In July 2017, the European Commission launched a resettlement pledging exercise for 2018, aimed to ensure continued support to resettlement programmes throughout the transition period from existing - but concluding - EU resettlement schemes to the operationalisation of the Union Resettlement Framework, which is expected to be adopted in the near future. In July 2017, the Commission earmarked an initial amount of €377.5 million to finance the resettlement of 37,750 individuals.

However, at the end of September the Commission issued a Recommendation to expand legal channels into the EU for third-country nationals in need of international protection, which increased the resettlement target, although the time frame under which resettlement would take place was also extended. Recognising UNHCR’s projected resettlement needs for 2018 – 1.2 million people worldwide -, the Commission called for the resettlement of at least 50,000 eligible individuals to be admitted by 31 October 2019. For this purpose, a €500 million budget was mobilised through the Asylum, Migration and Integration Fund (AMIF). Participating Member States are be entitled to a lump sum of €10,000 per person resettled from priority regions, as foreseen under Article 17(2) of the AMIF Regulation (Regulation (EU) No. 516/2014 of the European Parliament and the Council). 20 Member States pledged 50,039 resettlement places for the period of 2018 to October 2019, with a target of resettling 50 per cent by October 2018.

Geographical priorities for resettlement under this scheme include continued resettlement from Turkey as well as Jordan and Lebanon. The Commission also emphasised the need to resettle from key African countries along the Central Mediterranean route, namely Libya, Egypt, Niger, Chad, Sudan and Ethiopia. This was in line with UNHCR’s call for an additional 40,000 resettlement places to be made available for refugees located in 15 priority countries[1] along the Central Mediterranean route, where resettlement needs were estimated at 277,000. To advance efforts on this issue, a Core Group for Enhanced Resettlement and Complementary Pathways along the Central Mediterranean route was established, which is co-chaired with France and whose members include global resettlement States, IOM, the European Union and UNHCR.

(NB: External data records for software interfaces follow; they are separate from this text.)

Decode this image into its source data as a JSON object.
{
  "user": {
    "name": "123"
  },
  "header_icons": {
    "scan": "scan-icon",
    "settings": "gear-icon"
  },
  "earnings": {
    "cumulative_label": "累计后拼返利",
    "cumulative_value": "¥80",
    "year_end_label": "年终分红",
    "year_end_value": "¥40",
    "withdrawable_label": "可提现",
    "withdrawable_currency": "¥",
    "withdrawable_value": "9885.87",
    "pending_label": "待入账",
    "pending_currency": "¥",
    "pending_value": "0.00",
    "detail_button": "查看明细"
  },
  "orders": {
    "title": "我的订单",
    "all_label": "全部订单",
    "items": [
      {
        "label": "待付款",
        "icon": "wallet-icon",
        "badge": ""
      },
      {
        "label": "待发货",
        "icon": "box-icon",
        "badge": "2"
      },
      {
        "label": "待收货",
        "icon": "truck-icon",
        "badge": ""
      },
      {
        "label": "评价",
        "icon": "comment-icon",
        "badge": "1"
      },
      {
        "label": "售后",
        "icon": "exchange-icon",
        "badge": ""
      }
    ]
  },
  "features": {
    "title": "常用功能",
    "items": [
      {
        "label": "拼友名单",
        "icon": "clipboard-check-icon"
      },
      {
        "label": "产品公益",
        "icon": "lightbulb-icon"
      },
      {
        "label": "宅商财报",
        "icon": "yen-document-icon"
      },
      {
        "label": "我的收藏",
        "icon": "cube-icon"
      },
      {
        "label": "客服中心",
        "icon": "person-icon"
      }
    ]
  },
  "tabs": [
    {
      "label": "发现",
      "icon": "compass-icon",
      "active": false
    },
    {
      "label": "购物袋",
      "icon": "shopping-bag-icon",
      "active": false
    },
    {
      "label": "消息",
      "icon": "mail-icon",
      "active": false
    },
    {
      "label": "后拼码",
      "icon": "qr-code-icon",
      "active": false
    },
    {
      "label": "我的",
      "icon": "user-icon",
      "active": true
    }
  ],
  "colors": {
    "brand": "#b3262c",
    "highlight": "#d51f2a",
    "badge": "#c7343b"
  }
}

With continued attention throughout 2017 on the tragic loss of life in Mediterranean Sea, UNHCR established an Emergency Transit Mechanism (ETM) in Niger for the emergency evacuation of the most vulnerable persons in need of international protection from Libya to Niger with a view to their onward resettlement. The European Union supports the initiative financially, and many EU countries pledged to resettle refugees evacuated through the ETM.  

By the end of 2017, operational details of a Voluntary Humanitarian Admission Scheme with Turkey (VHAS) were concluded between the EU and Turkey. The establishment of the VHAS was suggested in a Recommendation adopted by the European Commission in December 2015. Within the framework envisaged by the Recommendation, participating States will admit persons displaced by the conflict in Syria in need of international protection, who were registered by Turkish authorities before 29 November 2015. Following their admission to the EU, beneficiaries will be granted a temporary status, which should be valid for no less than one year. Despite agreement on the operational modalities, the VHAS needs to be triggered by EU leaders to be implemented.

The proposal for a Union Resettlement Framework was tabled by the Commission in July 2016. In October 2017, the European Parliament adopted its position on the legislative proposal, followed by the Council the following month. The co-legislators negotiate to reach an agreement on the final text.